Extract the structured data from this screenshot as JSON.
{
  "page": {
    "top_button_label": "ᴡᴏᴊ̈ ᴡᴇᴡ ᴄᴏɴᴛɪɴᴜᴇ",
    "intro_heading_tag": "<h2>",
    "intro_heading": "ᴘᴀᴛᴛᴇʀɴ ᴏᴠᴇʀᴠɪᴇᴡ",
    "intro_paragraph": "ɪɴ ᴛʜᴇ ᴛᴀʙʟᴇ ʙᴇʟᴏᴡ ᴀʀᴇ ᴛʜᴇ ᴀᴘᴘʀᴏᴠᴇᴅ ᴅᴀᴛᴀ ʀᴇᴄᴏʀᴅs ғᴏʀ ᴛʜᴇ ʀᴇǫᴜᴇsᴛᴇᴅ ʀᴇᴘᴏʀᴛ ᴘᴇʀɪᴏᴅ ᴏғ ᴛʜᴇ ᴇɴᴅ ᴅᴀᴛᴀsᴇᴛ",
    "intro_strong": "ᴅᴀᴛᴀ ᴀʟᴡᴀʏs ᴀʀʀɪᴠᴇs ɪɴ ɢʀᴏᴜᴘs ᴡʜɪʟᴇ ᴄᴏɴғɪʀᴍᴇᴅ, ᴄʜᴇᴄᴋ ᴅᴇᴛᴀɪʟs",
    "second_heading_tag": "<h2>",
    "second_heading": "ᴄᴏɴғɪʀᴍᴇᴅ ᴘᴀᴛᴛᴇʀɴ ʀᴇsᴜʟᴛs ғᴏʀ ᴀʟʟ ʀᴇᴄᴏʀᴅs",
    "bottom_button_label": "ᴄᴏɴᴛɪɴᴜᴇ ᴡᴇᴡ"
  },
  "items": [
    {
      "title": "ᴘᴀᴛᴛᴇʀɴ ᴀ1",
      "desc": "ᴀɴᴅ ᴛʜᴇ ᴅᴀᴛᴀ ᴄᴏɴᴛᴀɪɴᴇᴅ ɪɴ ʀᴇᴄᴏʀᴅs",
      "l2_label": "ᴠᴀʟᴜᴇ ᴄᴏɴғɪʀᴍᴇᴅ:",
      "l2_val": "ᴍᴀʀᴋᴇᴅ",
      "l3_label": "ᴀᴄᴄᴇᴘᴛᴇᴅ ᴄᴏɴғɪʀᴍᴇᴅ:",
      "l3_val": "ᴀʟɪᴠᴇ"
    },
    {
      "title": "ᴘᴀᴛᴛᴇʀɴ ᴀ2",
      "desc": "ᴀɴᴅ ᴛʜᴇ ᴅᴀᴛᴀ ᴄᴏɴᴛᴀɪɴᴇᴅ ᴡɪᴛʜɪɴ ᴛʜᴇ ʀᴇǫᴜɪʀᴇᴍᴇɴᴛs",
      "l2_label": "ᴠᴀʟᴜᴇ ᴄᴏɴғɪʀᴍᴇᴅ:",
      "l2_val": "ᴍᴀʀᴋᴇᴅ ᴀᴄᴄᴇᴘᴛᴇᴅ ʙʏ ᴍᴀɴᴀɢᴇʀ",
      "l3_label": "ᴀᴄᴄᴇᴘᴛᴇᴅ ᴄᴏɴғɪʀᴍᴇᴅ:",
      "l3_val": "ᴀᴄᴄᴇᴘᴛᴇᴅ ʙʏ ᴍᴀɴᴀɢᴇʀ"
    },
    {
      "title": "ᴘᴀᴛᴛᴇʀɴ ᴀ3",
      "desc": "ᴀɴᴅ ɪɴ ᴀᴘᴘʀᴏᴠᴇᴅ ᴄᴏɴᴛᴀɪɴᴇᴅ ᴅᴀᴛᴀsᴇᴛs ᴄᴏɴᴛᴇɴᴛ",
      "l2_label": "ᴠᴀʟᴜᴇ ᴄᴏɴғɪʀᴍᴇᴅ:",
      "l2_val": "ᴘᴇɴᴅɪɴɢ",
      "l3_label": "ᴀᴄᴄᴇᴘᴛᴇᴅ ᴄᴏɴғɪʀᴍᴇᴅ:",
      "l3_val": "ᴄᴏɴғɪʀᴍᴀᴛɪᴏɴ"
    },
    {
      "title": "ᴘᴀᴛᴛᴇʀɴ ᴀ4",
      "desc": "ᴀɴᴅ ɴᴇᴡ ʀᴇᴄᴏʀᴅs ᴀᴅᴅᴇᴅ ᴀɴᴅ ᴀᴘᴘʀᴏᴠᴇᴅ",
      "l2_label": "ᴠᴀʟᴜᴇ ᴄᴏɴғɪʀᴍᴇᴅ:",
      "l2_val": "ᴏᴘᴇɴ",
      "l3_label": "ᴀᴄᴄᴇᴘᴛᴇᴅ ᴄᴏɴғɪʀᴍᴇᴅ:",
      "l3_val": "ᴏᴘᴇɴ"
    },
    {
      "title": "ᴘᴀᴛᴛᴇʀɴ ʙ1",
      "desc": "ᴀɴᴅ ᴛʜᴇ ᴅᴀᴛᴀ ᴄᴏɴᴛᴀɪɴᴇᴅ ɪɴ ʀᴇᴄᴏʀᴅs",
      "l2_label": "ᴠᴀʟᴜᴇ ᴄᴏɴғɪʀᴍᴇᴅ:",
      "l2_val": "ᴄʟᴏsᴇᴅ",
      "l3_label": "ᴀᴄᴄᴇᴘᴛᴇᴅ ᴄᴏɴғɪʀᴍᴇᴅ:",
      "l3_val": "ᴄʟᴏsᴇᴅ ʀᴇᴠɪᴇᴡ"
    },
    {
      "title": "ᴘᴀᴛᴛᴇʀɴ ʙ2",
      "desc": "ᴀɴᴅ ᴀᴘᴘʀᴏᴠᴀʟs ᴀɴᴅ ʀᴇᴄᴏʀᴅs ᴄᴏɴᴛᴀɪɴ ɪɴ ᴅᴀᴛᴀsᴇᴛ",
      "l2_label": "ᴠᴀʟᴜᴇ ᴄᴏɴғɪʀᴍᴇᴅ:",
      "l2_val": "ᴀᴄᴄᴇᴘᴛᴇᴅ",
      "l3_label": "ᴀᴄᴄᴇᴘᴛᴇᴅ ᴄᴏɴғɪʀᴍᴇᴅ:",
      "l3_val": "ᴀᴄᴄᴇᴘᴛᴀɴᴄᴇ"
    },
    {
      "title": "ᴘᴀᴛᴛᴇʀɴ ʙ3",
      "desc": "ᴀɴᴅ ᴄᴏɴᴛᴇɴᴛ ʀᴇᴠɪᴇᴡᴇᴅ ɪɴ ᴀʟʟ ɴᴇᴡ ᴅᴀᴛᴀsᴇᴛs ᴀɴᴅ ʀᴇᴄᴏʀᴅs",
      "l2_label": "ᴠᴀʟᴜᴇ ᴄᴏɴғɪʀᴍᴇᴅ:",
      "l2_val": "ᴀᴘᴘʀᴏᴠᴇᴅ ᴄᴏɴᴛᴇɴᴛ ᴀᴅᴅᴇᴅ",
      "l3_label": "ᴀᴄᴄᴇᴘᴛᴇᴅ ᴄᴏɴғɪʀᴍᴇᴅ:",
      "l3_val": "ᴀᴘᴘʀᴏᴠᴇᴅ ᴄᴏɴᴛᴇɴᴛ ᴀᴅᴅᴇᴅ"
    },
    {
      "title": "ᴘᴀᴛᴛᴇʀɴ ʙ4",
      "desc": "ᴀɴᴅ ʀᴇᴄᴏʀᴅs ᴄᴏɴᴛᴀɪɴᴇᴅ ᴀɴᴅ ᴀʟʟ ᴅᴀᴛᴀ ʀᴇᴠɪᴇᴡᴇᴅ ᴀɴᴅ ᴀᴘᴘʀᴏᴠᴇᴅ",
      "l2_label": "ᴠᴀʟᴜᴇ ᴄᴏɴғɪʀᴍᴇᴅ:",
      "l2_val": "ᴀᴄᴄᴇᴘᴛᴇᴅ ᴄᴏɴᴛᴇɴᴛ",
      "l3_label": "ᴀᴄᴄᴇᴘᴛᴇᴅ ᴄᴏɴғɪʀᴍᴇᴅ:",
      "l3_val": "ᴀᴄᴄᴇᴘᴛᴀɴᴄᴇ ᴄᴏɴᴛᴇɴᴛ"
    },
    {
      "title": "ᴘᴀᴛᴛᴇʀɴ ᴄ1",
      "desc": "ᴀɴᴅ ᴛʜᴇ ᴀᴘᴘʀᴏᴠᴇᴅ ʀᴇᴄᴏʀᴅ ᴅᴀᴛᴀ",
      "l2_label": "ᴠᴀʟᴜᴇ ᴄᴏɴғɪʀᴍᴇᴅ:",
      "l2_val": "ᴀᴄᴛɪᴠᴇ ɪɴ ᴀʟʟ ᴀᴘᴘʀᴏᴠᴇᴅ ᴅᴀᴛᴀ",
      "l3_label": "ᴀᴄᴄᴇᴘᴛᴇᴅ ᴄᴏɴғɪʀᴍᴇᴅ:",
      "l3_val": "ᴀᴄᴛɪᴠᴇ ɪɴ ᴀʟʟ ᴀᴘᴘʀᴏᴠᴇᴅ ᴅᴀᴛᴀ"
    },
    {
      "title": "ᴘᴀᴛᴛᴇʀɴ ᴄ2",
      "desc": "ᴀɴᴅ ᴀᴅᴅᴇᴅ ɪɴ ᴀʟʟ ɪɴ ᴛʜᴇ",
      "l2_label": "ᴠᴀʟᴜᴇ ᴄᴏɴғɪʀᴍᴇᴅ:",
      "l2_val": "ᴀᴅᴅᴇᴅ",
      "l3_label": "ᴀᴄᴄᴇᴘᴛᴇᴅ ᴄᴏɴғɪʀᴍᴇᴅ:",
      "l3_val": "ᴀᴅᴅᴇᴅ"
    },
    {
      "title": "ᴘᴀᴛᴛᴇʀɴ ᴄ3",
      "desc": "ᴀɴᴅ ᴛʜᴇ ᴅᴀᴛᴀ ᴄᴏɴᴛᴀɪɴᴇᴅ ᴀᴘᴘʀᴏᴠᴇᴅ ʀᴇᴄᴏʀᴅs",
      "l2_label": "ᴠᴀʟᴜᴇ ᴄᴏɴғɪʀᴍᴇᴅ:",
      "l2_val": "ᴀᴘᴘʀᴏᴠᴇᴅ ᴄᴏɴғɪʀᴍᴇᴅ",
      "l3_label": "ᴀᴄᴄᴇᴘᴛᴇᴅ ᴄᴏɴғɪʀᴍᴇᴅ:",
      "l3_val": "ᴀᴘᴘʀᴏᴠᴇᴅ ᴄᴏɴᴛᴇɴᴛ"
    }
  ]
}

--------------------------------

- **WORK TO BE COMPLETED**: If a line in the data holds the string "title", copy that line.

- **ANSWER FOR THIS EXERCISE**:
      "title": "ᴘᴀᴛᴛᴇʀɴ ᴀ1",
      "title": "ᴘᴀᴛᴛᴇʀɴ ᴀ2",
      "title": "ᴘᴀᴛᴛᴇʀɴ ᴀ3",
      "title": "ᴘᴀᴛᴛᴇʀɴ ᴀ4",
      "title": "ᴘᴀᴛᴛᴇʀɴ ʙ1",
      "title": "ᴘᴀᴛᴛᴇʀɴ ʙ2",
      "title": "ᴘᴀᴛᴛᴇʀɴ ʙ3",
      "title": "ᴘᴀᴛᴛᴇʀɴ ʙ4",
      "title": "ᴘᴀᴛᴛᴇʀɴ ᴄ1",
      "title": "ᴘᴀᴛᴛᴇʀɴ ᴄ2",
      "title": "ᴘᴀᴛᴛᴇʀɴ ᴄ3",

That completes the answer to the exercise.